It’s crept up on you. The things that you used to do with ease are more of a burden now and when you attempt them, you feel slow, not as coordinated, and you might even feel vulnerable doing them. You don’t want to ask for help, you never had to and you may feel that asking for help makes you sound feeble. At the same time, there is this lingering fear that you are losing control of your body and you don’t like it. You want a change. You want to feel better and have less fear. You want to be able to do the activities you grew up enjoying. If there was only a way to get out of this situation. A situation that makes you feel too weak to do the things you want to do. Not to mention you feel more uncoordinated and there is this underlying fear of falling as your balance has been more unsteady the last few years or so and getting on/off the floor sounds borderline dreadful. Hopeless? Not at all.
The hard truth is that biological organisms (including you) do have a shelf life. It can be scary to think about, but one might argue that it’s even scarier to think about how one can be on this planet for several decades and lose large scale capabilities, not because of age, but because we stopped pushing ourselves. Biology needs challenge. Without challenge, we literally prune our systems that are not in use. This includes our nervous system (coordination/balance), our muscles (weakness/poor power), our cardiovascular system (stamina/endurance), and our skeletal system among (bones more brittle) others. Now, these changes do happen if we get “old enough”, but we can S L O W these trends down with consistent and intelligent stresses. These stresses are movement based and can go along way to help mitigate this downward trend and we can actually, to a certain point, improve on our systems. Yes, we can get stronger, improve balance, get better coordinated, increase our mobility/flexibility, and get MORE out of life well into our 6th, 7th, 8th, and even 9th decades. But how does one navigate this?

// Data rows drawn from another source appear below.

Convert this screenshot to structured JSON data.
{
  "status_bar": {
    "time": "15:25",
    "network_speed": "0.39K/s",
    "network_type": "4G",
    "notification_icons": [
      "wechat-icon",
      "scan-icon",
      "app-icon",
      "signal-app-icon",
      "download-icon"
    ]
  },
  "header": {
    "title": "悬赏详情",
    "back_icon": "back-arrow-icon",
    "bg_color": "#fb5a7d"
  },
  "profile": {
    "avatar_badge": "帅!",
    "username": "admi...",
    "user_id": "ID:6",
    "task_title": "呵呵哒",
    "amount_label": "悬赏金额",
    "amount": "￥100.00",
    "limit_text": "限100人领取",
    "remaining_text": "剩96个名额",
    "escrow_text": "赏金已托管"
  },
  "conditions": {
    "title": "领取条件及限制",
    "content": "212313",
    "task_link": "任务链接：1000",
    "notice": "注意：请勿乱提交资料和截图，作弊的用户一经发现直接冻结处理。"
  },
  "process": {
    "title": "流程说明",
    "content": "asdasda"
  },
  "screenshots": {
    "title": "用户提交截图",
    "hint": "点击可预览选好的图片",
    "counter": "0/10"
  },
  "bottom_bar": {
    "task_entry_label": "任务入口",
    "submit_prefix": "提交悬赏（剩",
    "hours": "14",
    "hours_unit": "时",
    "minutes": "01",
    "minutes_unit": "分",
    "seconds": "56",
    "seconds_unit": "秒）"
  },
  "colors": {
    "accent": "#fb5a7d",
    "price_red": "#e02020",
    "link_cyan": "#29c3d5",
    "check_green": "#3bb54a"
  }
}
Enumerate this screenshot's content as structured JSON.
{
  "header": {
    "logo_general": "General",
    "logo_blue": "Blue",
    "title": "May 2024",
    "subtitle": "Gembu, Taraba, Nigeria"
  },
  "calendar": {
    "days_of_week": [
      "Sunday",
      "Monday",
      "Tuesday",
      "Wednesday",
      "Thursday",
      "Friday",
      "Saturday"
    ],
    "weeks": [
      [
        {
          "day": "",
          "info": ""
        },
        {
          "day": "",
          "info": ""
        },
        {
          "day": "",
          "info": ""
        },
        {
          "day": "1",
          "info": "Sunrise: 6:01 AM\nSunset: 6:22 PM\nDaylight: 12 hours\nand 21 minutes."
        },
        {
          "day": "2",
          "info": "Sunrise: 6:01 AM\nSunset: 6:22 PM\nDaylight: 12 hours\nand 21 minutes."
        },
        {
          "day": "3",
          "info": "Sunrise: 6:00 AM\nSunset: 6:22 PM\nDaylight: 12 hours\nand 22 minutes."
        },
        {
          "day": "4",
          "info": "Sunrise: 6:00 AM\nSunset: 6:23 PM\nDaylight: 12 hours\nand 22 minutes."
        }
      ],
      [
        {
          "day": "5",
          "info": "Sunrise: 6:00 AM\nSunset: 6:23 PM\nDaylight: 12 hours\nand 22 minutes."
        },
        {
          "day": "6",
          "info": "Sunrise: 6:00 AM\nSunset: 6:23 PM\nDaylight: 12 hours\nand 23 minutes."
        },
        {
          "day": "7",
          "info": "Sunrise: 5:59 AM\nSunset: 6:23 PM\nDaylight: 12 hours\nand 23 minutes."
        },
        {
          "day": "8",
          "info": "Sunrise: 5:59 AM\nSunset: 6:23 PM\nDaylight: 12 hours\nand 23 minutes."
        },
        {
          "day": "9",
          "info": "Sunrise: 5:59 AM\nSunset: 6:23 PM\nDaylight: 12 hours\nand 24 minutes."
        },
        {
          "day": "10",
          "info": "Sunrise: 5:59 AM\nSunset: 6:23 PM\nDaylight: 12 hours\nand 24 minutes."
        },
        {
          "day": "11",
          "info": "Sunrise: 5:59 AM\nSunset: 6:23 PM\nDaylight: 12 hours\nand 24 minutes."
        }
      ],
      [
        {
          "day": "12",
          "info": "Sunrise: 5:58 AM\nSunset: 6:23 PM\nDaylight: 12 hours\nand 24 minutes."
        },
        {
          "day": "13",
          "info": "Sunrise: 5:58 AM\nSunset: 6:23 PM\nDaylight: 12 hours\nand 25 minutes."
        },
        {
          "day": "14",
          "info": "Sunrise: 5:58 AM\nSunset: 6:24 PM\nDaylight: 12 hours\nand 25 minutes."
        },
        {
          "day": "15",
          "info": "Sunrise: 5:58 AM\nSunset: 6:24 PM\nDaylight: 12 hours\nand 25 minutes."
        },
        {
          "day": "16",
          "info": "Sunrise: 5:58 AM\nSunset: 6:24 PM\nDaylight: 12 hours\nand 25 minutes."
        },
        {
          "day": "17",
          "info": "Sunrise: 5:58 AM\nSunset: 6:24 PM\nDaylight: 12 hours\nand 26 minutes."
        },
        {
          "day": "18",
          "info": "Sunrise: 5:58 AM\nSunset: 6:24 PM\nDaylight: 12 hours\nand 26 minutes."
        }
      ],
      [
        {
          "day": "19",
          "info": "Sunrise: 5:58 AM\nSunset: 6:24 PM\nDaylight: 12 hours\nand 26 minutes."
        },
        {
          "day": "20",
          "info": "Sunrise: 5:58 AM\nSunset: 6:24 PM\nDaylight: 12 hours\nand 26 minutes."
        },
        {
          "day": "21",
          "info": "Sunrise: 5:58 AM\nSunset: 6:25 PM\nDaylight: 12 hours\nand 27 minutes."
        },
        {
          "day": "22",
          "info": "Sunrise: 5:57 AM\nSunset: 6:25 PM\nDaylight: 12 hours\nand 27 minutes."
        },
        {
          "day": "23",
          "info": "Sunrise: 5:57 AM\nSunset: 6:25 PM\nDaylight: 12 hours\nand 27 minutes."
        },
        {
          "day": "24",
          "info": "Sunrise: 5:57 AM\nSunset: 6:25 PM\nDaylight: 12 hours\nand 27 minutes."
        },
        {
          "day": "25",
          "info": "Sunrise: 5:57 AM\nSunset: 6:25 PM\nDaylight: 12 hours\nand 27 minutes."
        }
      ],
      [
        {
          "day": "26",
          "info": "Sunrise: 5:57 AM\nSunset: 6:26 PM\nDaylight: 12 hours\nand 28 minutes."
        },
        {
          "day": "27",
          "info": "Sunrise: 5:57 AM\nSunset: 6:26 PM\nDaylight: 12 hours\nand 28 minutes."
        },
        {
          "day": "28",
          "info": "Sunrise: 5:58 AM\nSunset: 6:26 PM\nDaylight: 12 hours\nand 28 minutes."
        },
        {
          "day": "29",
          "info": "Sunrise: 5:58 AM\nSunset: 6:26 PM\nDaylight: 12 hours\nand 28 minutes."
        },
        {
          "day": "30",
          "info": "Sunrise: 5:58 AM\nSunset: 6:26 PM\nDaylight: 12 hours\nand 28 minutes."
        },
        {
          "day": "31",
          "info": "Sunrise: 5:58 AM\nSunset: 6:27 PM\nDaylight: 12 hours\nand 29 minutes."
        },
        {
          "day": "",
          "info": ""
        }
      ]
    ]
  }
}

This is where investing in a caring and educated senior fitness specialist can have a role. First, they can ask the right questions. They need to know YOUR WHY. Why do you want to improve your health, your strength and balance? Without the proper why, movement and exercise seems too difficult, out of reach, and often burdensome to many. Nailing down your why layers in context and makes making behavioral change easier and often results in longer lasting and even quicker attainable goals! Secondly, a good senior fitness specialist is educated on exercise for aging bodies and often many of them have physical therapy backgrounds and can assure that you have success without causing damage. Along these lines, many potential clients are often being discharged from physical therapy and the need to find a qualified and educated Senior Fitness Specialist who is also a good listener is imperative! Finally, this Senior Fitness Specialist is mobile and they can help you in the comfort of your own home. They have basic exercise equipment they can bring, work with the equipment you have, make recommendations on purchasing new equipment, and the creative ones are amazing at just using gravity to help improve your strength, balance, stamina, and help improve your life.
In conclusion, there is hope and there is help out there. Your fears are real but tangible results are attainable for the vast majority of people. You just have to take the first step. Most Senior Fitness Specialists offer free initial consultations and are eager to hear your story. I know I am. Tell me your story. I’m listening.